Killing wild animals doesn't seem so eco-friendly at first.
History shows us that hunters were the ones who decimated the bison population across North America and made the passenger pigeon extinct. Lead ammunition left behind after a hunt can cause waterfowl to become sick.
And in many cases, the hunting of predator species such as grizzly bears and wolves has left prey species dangerously overpopulated.
According to the U.S. Fish and Wildlife Service, there were more than 12.5 million active hunters over the age of 16 in the United States as of 2006. They definitely have to have a large impact on the environment -- but that is not necessarily a bad thing.
"Hunters are the most conservation-friendly people out there. They are good stewards of the environment," said Joe Hosmer, vice president of the Safari Club International, a foundation recognized as a worldwide leader in wildlife-conservation and education programs.

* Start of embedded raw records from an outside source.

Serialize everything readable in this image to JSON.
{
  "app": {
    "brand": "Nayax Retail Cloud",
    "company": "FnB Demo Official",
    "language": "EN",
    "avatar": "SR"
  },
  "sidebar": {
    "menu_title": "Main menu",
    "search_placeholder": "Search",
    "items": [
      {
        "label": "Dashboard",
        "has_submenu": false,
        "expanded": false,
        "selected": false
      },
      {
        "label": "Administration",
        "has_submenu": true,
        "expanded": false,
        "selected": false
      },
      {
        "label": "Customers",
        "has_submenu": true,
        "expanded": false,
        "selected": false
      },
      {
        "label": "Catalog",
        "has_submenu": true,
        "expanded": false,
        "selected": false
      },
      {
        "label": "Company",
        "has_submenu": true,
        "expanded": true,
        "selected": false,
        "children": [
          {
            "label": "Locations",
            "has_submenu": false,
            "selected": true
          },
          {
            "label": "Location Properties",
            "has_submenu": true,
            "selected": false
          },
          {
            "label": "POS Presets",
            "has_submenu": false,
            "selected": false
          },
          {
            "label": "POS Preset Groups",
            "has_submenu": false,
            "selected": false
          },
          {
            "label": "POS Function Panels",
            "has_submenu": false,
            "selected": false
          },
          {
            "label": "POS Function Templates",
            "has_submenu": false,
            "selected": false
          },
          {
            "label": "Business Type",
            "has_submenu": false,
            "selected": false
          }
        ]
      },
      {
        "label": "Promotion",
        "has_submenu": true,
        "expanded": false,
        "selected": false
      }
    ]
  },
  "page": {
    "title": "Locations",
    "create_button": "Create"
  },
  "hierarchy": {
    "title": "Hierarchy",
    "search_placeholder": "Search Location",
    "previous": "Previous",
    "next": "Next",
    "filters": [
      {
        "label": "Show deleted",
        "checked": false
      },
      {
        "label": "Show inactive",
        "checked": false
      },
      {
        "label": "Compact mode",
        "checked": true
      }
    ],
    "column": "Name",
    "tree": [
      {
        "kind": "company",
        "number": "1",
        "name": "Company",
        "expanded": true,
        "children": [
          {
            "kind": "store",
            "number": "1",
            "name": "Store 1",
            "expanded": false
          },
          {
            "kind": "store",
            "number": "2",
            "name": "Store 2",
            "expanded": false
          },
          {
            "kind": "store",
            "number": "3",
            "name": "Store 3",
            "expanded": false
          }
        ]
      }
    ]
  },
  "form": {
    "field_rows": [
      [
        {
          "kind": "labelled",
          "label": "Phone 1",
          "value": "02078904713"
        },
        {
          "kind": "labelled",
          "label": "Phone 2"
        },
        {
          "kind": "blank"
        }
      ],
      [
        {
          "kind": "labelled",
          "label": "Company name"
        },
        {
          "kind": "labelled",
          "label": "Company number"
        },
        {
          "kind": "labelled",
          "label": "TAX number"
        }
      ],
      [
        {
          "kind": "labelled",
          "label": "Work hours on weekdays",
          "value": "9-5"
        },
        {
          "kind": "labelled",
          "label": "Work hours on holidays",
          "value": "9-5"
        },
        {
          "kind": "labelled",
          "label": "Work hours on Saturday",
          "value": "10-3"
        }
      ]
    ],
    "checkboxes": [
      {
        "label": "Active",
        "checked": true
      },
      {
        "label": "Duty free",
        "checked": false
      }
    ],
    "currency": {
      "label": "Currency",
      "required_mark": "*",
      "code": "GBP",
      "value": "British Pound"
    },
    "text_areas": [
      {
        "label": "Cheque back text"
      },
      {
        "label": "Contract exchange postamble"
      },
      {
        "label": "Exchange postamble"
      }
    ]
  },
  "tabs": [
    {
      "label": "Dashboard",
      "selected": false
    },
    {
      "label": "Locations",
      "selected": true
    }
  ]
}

And some environmentalists agree.
"Done properly, with proper regulation and wildlife management, hunting can be very 'green,'" says Douglas Inkley, a wildlife biologist who holds the position of senior scientist at the National Wildlife Federation.
"Once regulations and proper management were in place here in the United States, hunters have never made a game species extinct, endangered or even threatened," says Hosmer. "Wildlife management is done scientifically and with laws to prevent this from happening."
Hunters hunted 220 million days and took 185 million trips in 2006. They rely on varied wildlife populations remaining strong from one generation to the next, so there will always be game. This wildlife, in turn, requires a diverse natural habitat that is unpolluted and undisturbed.
"Preserving land not only helps the hunted species, but benefits all other species living in and around this land," added the National Wildlife Federation's Inkley.
Preservation of these lands takes money and influence. Fortunately, hunters bring their wallets along on expeditions.
Fish and Wildlife estimated hunting expenditures at $22.9 billion nationwide in 2006, a huge amount that gives many local economies a boost and incentive to keep their environments preserved.
"Hunting is something that gives a game species a value it didn't have before," said Hosmer. "And it creates commerce in communities around the United States, and around the world such as eastern and southern Africa."
This value is recognized by the suppliers of everything "hunting," from ammo and guns to lodging and trip outfitters. The species hunted becomes a valuable commodity and every effort is made to protect it and its habitat.
Plus, the federal government has imposed an excise tax of approximately 10 percent on hunting goods and services.
"Hunters, being the most ardent conservationists around, strongly support the federal excise tax because it raised 400 million dollars, which was then given to state conservation agencies to manage the wildlife and preserve the lands they hunt," noted Inkley.
Hunting is also a natural way of keeping certain species from overpopulation.
"Overpopulation has detrimental effects that ripple through the entire ecosystem," explains Inkley. "Overgrazing by the white-tailed deer changes the entire plant species and composition of the forest. For instance, deer can eat all the red maple, so species that rely on the red maple dwindle."
Another major problem with species overpopulation is that it increases interaction with humans, often in unfavorable ways. The Insurance Institute for Highway Safety estimates that there are more than 1.5 million deer-vehicle collisions each year, and about 150 of those end up being fatal to humans.
Animal lovers would argue that overpopulation is not the problem; our ever-expanding desire to live in the suburbs is at fault.
"All in all, we bulldoze the natural habitats of these species, and they have nowhere to go," says Nicole Matthews, spokesperson for People for the Ethical Treatment of Animals (PETA) www.PETA.org. "Plus, we've killed off the predator species for coming too close to our homes, and these predators are responsible for regulating populations naturally. Nature has a way of regulating itself."
It could be argued that there is a greener way to preserve the animals and their natural habitat, a method that's catching on with younger generations.
Ecotourism is on the rise. Hunting was only 4 percent of recreational-visitor days to wildlife refuges in 2006, as opposed to 80 percent for "non-consumptive activities," according to Fish and Wildlife.
"People should do environmentally friendly activities like kayaking, camping, bird-watching, and wildlife photography," says PETA's Matthews. "This truly respects all habitats and wildlife."
For those who rely on hunting instead of the supermarket for their meat, Matthews has an argument against that too — one that may be hard to swallow for millions of dedicated hunters who won't be easily persuaded to trade their rifles for a farmer's market.
"If you have a lust for meat, consider your health. Meat is full of cholesterol and saturated fat and devoid of fiber. A vegetarian diet isn't only more environmental it helps to prevent heart disease, cancer, and stroke," she says. "The best way to protect animals and their environment is to leave them off of your plate."
That's a conclusion that might be hard to swallow for the millions of dedicated hunters not easily persuaded to put down their guns and hit the farmers' markets.